The Dutchman and what he represents could well be the answer to the question. Van Gaal flirted with the idea of taking over Spurs, only to run off towards United when they fluttered their eyelashes at him.

- Fitch: Report card

It's been clear that LVG was Manchester rather than London bound for some time now but that doesn't mean that it's been easy for Levy to move on. Van Gaal was the one type of manager that Levy has yet to appoint -- a proven winner that has enjoyed success at every club he's been in charge of.

With van Gaal off the menu, promising young managers such us Mauricio Pochettino and Frank de Boer have emerged as the favourites to take the reigns at White Hart Lane. Both have much to offer but undoubtedly have question marks regarding their respective abilities.

Pochettino has enjoyed success at Espanyol and Southampton but more will be expected in the more pressurised atmosphere at Tottenham. He has done wonders with the players that he's inherited at St Mary's, yet has a mixed record in the transfer market. Is he someone that Levy can trust to build a team?

De Boer has experience of managing a big club in the shape of Ajax, where he's won four consecutive titles. Despite this success, some will argue that a well-run Ajax will always dominate in Holland, especially in an era where their competitors possess little financial muscle. Indeed, the lack of financial resources in Dutch football has meant that De Boer's astuteness at the top end of the transfer market remains untested.

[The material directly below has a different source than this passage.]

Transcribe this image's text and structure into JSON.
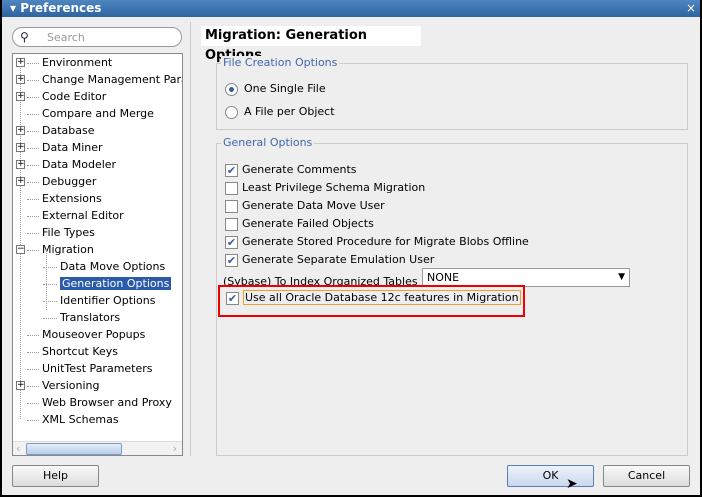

Put simply, either man would represent a gamble, even if their known qualities make it a calculated risk. You can have your opinion as to whether either would prove successful at Spurs but unless you're in possession of a DeLorean time machine, you can't state that opinion with complete assurance.

With an older manager like van Gaal, it is easier to look back at his past achievements and have a sense of what you're getting for your money. This is such a vital appointment for Levy that he won't want to get it wrong. Van Gaal was the type of appointment that would have reduced that possibility. Of course, Van Gaal is not the only experienced manager out there. Rafa Benitez has been mentioned as a contender and the Napoli manager has succeeded in just about every job he's undertaken, apart from his brief spell at Inter Milan.

What marks Benitez and van Gaal apart is the style of football that their teams tend to play. Benitez employs a pragmatic style that might not prove popular with a Tottenham crowd that grew weary of Andre Villas-Boas' tactics. Levy's choice of manager not only needs to be successful but also placate an increasingly rebellious support. In this sense, Pochettino or De Boer might be a safer bet than Benitez.

It's hard to find a manager that ticks every box but there is one man out there who fits that description and just might become available. Carlo Ancelotti has won trophies with clubs in four countries and has Premier League experience. He is used to dealing with huge pressure and tricky owners. His sides also play good football and Ancelotti manages to remain popular with his players, despite many of them being among the most high profile in the world.

Ancelotti would be as close to a perfect manager as Levy could appoint. He would have to leave Real Madrid first but if they failed to win the Champions League on Saturday, that could become a distinct possibility at a club that expect even more of their managers than Levy himself. At this moment it remains a long shot but with the other candidates unlikely to receive more attractive offers than the Spurs job, Levy can afford to bide his time for a few more days.

The chance of perfection comes around rarely. Having missed out on van Gaal, you can be sure that Tottenham will wait and see if they have a chance of appointing a manager that would please everyone.